Problem description: Scan the entries below and extract each line with the word "Quaternion" in it.

Exercise material:
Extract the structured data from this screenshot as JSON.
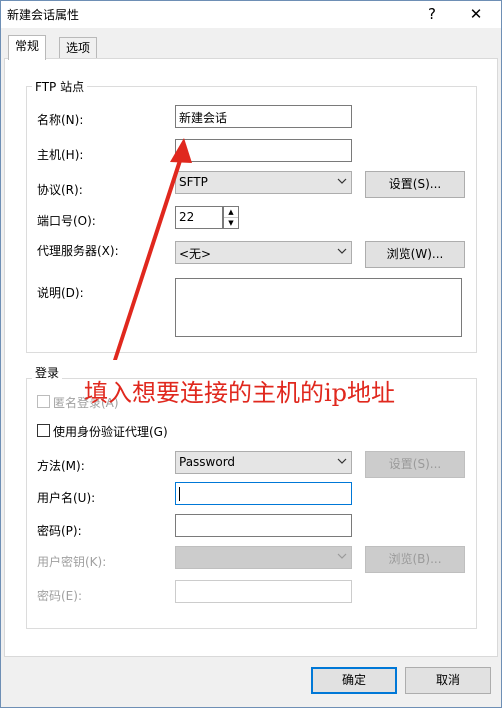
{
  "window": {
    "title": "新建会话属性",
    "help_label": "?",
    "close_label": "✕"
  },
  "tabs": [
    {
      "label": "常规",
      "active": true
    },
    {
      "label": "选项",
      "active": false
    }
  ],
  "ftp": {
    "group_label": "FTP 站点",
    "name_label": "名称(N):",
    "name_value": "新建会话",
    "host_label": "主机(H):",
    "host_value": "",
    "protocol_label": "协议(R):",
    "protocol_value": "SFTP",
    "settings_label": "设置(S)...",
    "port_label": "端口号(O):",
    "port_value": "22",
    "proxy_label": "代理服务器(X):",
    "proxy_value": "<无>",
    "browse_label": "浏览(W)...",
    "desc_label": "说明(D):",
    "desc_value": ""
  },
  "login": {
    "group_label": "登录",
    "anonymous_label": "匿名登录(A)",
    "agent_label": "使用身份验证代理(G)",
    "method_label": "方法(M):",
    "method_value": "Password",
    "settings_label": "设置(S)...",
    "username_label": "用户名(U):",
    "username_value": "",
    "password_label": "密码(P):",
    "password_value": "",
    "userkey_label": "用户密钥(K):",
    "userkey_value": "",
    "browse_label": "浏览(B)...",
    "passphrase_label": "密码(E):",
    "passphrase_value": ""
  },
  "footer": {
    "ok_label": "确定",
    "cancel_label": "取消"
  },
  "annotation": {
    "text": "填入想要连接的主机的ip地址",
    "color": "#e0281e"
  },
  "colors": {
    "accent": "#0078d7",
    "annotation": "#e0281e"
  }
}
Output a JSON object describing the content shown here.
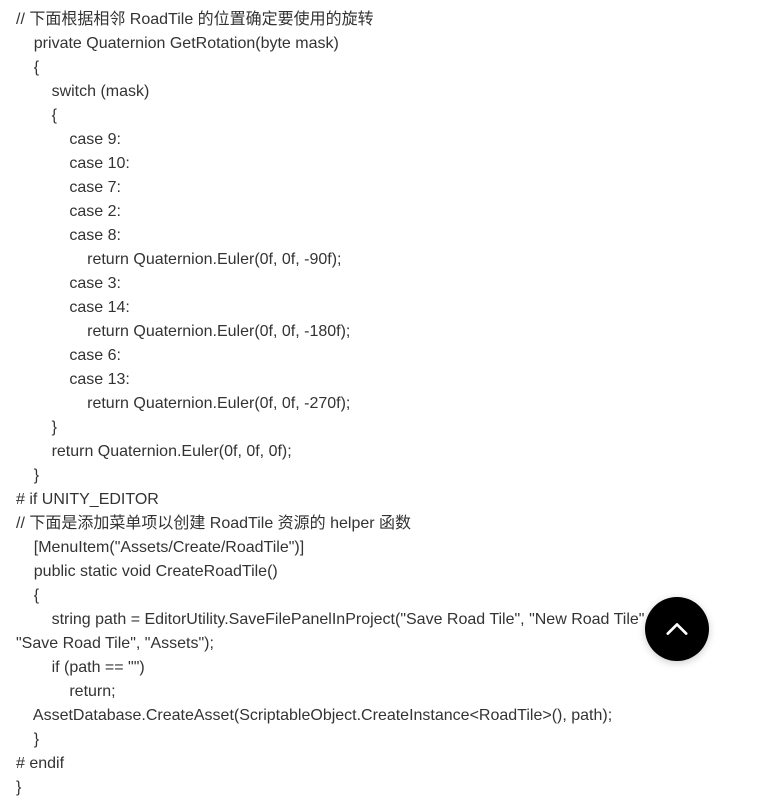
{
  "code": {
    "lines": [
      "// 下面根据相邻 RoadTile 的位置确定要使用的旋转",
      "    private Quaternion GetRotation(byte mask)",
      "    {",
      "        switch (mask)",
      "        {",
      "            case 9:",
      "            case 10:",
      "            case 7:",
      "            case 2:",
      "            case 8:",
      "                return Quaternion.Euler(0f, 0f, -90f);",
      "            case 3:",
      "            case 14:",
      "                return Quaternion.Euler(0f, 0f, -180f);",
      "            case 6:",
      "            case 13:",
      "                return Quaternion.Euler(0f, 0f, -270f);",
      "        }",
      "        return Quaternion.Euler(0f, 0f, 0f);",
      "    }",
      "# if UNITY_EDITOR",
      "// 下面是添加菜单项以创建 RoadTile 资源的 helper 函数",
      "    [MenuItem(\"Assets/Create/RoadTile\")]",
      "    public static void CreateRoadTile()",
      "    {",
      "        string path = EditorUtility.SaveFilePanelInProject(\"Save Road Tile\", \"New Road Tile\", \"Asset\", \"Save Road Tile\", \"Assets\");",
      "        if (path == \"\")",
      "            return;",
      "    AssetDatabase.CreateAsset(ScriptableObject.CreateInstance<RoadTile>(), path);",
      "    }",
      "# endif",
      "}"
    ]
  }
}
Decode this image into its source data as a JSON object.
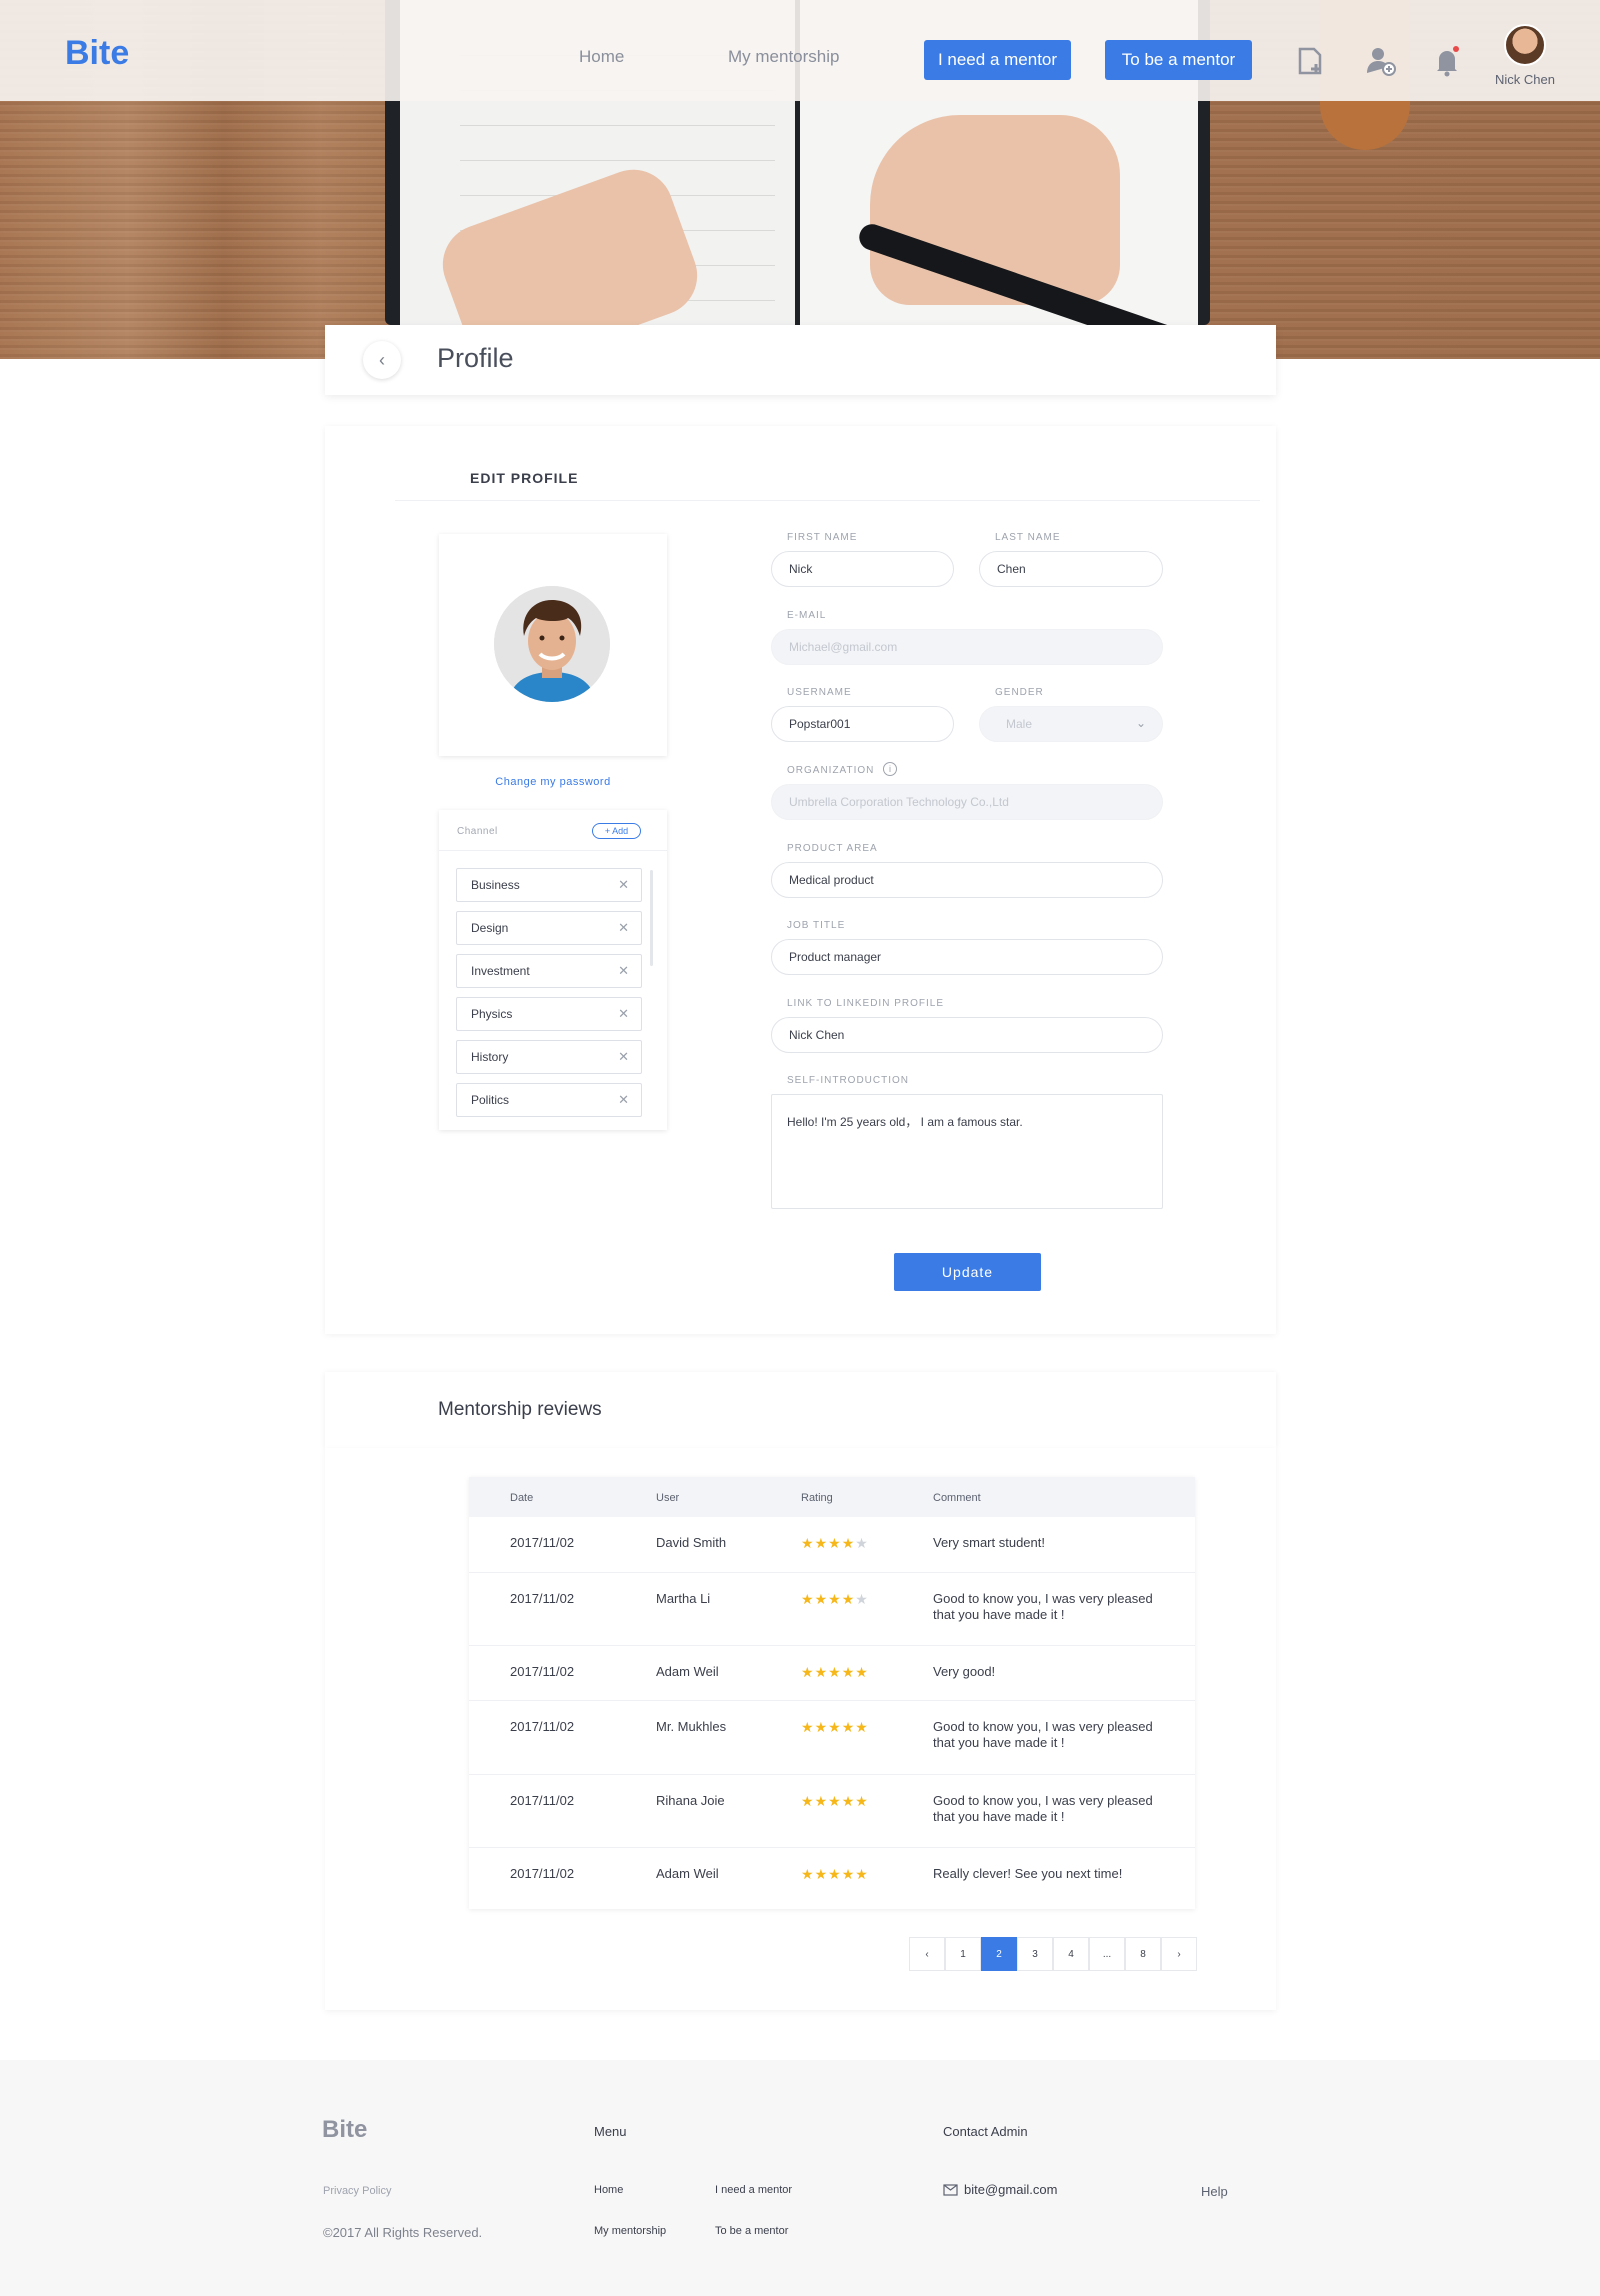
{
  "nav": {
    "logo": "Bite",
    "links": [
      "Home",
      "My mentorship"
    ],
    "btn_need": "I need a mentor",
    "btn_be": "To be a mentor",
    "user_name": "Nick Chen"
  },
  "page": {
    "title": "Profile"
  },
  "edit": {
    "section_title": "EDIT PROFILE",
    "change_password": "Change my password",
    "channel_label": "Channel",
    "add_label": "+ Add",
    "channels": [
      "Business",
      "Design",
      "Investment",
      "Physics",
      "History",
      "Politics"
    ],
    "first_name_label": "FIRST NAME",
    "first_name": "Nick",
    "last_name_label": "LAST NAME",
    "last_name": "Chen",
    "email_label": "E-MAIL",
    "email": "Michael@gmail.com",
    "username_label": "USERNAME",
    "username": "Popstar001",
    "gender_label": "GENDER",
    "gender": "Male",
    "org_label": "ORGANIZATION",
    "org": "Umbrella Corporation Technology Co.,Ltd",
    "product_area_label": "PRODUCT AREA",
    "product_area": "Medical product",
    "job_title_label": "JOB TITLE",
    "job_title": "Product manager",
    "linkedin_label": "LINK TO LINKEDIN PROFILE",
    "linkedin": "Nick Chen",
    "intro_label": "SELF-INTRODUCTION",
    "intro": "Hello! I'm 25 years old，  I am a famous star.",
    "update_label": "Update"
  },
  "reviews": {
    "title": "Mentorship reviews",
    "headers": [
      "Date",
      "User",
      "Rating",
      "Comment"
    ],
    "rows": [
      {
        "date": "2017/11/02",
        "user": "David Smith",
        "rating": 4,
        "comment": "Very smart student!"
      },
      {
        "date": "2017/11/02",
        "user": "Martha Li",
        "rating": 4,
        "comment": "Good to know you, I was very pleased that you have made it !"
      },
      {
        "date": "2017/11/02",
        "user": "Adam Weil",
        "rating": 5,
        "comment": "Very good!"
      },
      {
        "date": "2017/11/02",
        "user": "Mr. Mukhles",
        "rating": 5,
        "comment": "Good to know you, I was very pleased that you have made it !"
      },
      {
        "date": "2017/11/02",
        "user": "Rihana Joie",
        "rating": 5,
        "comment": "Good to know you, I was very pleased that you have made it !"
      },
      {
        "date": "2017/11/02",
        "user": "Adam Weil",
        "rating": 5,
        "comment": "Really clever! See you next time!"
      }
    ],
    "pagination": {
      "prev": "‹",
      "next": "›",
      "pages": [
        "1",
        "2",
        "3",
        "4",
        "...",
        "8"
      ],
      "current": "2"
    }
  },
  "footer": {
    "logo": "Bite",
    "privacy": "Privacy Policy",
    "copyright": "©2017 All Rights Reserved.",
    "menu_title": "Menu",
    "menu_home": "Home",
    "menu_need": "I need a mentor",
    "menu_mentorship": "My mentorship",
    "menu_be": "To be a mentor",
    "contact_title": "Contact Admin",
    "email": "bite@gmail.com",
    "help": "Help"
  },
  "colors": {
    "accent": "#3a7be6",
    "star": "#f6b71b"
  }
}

Response to this task:
      "    private Quaternion GetRotation(byte mask)",
      "                return Quaternion.Euler(0f, 0f, -90f);",
      "                return Quaternion.Euler(0f, 0f, -180f);",
      "                return Quaternion.Euler(0f, 0f, -270f);",
      "        return Quaternion.Euler(0f, 0f, 0f);",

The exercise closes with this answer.